How long have you had them? Have your appliances performed normally with them? No “overheat” errors or intermittent stoppages?

I urge the Doubting Thomases to mentally compare a 28cm x 3 mm converter disk with the -same-size-base 8mm-thick disk-base induction-compatible skillet. Why would one be a greater risk to an appliance than the other? I submit they’re equivalent risks. I would not leave either one–empty–on an active hob for extended periods; they both need to move heat away from the glass and sink it into food.

Your pancakes look fantastic, by the way.


I’ve had the thinner one 1,5 years and the thicker one some half a year.
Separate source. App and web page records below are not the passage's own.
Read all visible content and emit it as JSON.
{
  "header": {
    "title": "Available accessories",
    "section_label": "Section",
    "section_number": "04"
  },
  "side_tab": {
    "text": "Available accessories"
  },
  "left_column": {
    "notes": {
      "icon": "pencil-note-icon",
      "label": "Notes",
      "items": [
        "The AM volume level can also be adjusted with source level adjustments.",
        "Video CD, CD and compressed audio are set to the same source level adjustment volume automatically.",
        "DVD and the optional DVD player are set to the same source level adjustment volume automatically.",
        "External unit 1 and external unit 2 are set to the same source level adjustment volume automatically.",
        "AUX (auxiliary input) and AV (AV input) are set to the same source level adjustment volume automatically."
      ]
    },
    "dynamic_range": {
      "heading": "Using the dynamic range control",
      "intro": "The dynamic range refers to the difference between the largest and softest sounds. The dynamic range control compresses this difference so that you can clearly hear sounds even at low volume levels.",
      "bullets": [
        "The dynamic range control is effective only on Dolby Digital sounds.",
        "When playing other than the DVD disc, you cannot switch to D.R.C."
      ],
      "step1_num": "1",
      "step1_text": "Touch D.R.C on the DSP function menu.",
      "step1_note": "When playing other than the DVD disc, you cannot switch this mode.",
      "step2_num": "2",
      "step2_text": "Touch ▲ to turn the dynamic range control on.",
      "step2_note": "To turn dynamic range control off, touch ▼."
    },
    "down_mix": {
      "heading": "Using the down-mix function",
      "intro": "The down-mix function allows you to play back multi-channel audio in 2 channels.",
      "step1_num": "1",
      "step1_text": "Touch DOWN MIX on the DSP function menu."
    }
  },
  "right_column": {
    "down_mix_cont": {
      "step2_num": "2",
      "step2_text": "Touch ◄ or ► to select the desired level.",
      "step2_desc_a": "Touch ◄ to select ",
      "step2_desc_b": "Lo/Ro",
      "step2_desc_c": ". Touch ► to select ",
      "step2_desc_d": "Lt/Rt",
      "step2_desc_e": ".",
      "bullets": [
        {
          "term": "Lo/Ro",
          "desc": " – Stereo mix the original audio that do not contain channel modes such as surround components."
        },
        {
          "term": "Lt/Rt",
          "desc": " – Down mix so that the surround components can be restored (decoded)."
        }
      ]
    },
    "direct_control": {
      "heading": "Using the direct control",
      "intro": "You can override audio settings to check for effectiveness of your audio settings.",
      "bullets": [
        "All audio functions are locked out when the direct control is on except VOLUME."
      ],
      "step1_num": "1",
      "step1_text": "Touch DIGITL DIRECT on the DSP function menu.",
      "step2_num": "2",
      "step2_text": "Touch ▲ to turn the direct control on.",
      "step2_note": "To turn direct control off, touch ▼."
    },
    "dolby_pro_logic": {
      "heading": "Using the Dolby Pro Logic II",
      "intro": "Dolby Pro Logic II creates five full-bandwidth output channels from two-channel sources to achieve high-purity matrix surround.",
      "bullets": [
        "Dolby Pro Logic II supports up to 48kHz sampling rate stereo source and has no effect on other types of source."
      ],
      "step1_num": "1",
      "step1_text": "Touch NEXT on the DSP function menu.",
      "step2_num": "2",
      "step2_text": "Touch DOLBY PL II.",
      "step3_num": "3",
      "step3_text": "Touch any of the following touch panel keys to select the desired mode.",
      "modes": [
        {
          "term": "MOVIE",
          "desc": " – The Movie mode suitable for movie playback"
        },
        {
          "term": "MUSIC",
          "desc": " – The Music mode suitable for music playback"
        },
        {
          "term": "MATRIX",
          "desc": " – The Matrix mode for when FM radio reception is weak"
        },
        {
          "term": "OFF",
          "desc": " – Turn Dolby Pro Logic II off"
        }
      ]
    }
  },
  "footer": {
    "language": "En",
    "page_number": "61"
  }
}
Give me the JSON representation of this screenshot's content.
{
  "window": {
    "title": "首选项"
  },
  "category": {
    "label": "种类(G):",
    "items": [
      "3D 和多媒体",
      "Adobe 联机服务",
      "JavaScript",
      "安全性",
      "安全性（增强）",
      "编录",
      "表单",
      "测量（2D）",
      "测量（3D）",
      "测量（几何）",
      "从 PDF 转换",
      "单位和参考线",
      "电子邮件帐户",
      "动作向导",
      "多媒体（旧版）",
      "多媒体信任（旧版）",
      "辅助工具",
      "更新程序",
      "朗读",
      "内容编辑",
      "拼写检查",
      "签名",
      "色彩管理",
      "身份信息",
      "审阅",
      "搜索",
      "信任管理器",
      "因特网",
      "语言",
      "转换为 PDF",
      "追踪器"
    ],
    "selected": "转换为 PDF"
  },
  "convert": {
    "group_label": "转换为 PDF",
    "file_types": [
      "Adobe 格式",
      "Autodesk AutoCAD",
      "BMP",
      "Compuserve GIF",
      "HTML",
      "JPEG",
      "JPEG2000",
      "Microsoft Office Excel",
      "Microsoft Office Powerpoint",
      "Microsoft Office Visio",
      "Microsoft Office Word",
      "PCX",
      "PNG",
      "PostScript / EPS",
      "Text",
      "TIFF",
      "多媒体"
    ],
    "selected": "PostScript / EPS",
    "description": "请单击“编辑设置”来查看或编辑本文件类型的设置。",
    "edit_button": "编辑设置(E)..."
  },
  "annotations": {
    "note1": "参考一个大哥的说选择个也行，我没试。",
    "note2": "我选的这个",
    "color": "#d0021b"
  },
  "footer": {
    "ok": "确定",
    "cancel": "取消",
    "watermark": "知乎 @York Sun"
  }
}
And since you asked, I now pulled out the manual of my cooktop. In case overheating protection would come into play, there would be an error signal about it and a need to restart the hob. That has never happened. A hob or the whole appliance has also never shut down while they are used and there has not been any error messages.

So I’d say I have probably not had any appliance issues with them. The adapters can get pretty hot, but don’t know how hot, during use. This is why I like the idea with the mini legs in Ilsa, but at the same time it makes it less stable.

Thanks, about that is how we like our pancakes :).

Sure. They get about as hot as the floors of empty pans, especially thick disk pans without conductive sidewalls. But put a food-filled pan atop the converter, and much of the heat flows away.

Yes, the adapters worked fine for my purposes of heating cast iron more evenly on undersized burners. Finally, on my new induction cooktop, I can now make passable pancakes on my cast irons without the adapters though, so that’s the end of me using them.

I like how the new large element on the right heats the now suddenly "undersized’ 28cm cast iron frypan pretty well. It’s refreshing to have proper heat around the edge areas on the flat surface.

Now on the large burner, the coldest area for pans of this size is in the middle of the pan, inside the inner “donut”. It’s been a much lesser concern, the heat spreads there to middle, where as I could have not used the 28cm cast iron to this effect on the old cooktop (or now the sidehobs), because the sides would have stayed colder. The 28 frypan has an internal cooking surface of about 23,5cm, a couple cm more than the flat iron on the left.



Nice looking pan cakes!

What are your experience using your skepshult on induktion… you like it? Besides the he burner being too small on your old cooktop? :blush: